When Bill Cheall joined up in April 1939, he could not have imagined the drama, rewards and near continuous action that lay in store. First and foremost a Green Howard, as a member of the British Expeditionary Force (BEF) he saw the sharp end of Hitler’s May 1940 Blitzkrieg and was evacuated exhausted from Dunkirk. His next move was to North Africa, courtesy of the Queen Mary, to be part of Monty’s 8th Army.
After eventual victory in Tunisia, the Sicily invasion followed. Alongside a number of other battle-hardened units, the Green Howards were ordered back to England to form the vanguard of the Normandy Invasion. In the fierce fighting that followed the D-Day landing on GOLD Beach, he was wounded and evacuated. His comrade Sergeant Major Stan Hollis, won the only VC to be awarded on 6 June 1944.
Every cloud has a silver lining and Bill fell in love with his nurse. That did not prevent his return, once fit, to the war zone and he finished the war with the East Lancs as a Regimental Policeman in devastated occupied Germany. For all this he earned seven medals and a wounded-in-action stripe.
Bill experienced many adventures during those action-packed years. Unlike too many, he survived to share these with the reader. Told with humility and humour, Fighting Through From Dunkirk to Hamburg is, by any measure, a superb fighting soldier’s memoir. Bill passed away peacefully in 1999 following a battle with prostate cancer.
Pen & Sword books
Hello! I’m Paul Cheall, the son and editor of my late father Bill Cheall’s second world war memoirs, Fighting Through From Dunkirk to Hamburg. Since Dad's memoirs were published, I've been in contact with the families of several of his former comrades. The amazing amount of original, unpublished WW2 material I've been sent inspired me to produce a podcast to share with the whole world what these brave men, women and boys went through. I've got letters home, anecdotes, memoirs, battles, photographs, interviews with veterans ... the lot. All blended into an engaging edge of the seat offering. There's comedy, drama, poignancy and tragedy in abundance.
My first three episodes have attracted 20,000 iTunes downloads in two years. So, recently, I decided to extend the series and I have enough material and ideas for many more episodes. There are some staggeringly good tales still to tell, about flying Lancasters, winning a military medal on D-Day, captaining a ship during Dunkirk and many more - all true and far more intriguing than any fiction.
My mother, Anne, has a degenerative eye disease and can no longer read - but she delights in listening to my podcasts which I download onto a disc for her and which she listens to again and again. So I hope I am playing some small part in bringing this rare history to an audience who would otherwise so often be the last to hear it. And I know my Mum's own wartime experiences will inspire at least one future podcast episode!
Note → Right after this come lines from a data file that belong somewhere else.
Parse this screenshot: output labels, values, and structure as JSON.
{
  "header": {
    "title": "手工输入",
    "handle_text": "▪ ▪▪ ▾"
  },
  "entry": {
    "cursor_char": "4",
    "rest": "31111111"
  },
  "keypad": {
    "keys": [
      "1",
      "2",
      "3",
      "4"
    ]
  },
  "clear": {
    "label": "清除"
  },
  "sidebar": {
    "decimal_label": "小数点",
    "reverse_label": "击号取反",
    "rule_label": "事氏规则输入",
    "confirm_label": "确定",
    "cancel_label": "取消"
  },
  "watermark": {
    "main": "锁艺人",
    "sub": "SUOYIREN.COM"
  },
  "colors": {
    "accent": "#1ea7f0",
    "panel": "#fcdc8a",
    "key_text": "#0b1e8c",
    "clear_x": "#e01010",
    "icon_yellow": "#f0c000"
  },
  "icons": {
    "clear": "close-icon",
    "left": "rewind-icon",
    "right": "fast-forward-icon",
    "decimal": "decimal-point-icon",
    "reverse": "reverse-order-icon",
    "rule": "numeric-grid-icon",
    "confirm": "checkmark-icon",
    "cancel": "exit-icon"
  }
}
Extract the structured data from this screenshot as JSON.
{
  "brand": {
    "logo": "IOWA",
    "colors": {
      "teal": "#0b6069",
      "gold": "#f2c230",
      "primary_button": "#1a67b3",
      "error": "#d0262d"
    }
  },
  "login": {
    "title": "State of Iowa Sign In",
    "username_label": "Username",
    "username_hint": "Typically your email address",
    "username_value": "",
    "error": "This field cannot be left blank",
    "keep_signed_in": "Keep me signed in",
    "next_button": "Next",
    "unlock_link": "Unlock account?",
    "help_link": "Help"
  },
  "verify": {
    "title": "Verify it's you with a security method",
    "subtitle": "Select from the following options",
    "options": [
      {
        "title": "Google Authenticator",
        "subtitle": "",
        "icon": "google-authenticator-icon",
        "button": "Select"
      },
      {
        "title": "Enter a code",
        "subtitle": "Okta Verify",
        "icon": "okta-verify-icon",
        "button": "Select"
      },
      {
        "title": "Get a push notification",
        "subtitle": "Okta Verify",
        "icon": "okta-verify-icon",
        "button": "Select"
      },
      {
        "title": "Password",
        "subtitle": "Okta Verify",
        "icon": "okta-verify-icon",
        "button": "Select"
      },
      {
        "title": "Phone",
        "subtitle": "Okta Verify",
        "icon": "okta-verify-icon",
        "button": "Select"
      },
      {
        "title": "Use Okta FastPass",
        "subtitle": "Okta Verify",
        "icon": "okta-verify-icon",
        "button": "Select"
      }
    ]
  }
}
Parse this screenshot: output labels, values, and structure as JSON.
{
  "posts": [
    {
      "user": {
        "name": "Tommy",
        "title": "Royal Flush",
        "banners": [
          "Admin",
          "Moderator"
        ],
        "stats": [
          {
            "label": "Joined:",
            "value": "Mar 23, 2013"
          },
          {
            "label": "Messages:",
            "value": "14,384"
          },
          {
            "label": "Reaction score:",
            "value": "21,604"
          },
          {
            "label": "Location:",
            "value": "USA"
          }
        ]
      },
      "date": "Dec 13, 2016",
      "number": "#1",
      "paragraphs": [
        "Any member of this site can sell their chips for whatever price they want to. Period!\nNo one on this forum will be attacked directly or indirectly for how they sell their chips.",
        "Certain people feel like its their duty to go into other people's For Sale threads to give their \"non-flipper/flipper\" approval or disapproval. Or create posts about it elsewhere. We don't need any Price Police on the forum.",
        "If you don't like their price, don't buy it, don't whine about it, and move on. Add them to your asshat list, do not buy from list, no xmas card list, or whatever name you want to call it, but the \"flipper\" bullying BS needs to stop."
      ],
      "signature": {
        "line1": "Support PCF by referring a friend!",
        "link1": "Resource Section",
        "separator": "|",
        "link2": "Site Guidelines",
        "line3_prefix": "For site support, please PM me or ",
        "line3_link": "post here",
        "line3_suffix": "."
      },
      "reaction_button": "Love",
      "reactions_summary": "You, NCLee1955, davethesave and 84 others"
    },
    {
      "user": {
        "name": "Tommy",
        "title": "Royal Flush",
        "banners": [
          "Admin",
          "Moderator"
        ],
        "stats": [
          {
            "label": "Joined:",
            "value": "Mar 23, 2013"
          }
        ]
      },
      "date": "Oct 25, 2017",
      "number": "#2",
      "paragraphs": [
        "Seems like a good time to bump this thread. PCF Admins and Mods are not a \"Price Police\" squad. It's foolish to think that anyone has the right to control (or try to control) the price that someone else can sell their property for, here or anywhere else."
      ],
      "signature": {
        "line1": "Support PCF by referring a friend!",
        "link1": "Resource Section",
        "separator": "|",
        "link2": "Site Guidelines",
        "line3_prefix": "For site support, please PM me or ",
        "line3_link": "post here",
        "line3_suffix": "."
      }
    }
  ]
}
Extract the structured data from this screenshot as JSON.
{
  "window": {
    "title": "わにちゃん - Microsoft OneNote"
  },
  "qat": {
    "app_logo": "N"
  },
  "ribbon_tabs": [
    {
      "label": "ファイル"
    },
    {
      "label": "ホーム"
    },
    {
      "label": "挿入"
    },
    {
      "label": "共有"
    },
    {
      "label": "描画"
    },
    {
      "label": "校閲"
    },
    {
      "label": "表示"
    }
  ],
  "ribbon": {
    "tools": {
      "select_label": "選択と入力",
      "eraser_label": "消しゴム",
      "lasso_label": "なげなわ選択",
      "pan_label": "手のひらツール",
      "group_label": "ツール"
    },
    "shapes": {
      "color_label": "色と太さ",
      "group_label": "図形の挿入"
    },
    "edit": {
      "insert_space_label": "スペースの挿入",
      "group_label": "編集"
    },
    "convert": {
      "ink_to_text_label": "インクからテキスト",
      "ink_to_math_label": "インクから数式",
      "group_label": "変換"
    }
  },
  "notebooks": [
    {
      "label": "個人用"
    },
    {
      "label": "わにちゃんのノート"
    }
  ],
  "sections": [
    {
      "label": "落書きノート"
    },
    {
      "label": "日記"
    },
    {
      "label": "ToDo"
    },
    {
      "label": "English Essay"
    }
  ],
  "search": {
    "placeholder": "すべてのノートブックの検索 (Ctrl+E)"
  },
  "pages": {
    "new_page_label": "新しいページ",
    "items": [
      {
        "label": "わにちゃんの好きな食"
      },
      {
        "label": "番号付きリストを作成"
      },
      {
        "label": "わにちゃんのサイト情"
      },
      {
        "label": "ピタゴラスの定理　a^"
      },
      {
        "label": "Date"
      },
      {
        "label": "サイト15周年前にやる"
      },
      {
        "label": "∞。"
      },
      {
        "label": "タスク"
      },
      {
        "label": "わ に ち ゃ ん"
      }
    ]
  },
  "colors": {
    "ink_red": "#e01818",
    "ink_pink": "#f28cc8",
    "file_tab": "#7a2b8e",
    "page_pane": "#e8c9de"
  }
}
So, my friends, enjoy.
Bye bye now,
PS - Do get in touch about any aspect of this podcast or the book.
Email: FightingThrough@yahoo.com. I'd love to hear from you!
Excellent podcast. I started listening last week and I cannot wait for new ones to come out. So far, every single podcast has read like battle narrative, filled with history. First-hand, small-unit accounts of individual struggles as well as the bigger battle around them. Very interesting and well done. Five stars! Sturmcat
I really enjoy this podcast! I've been studying WW II history since I was very young, especially since my Dad fought in the Royal Navy. I find this very enlightening and informative. Excellent and interesting! MnWreckingCrew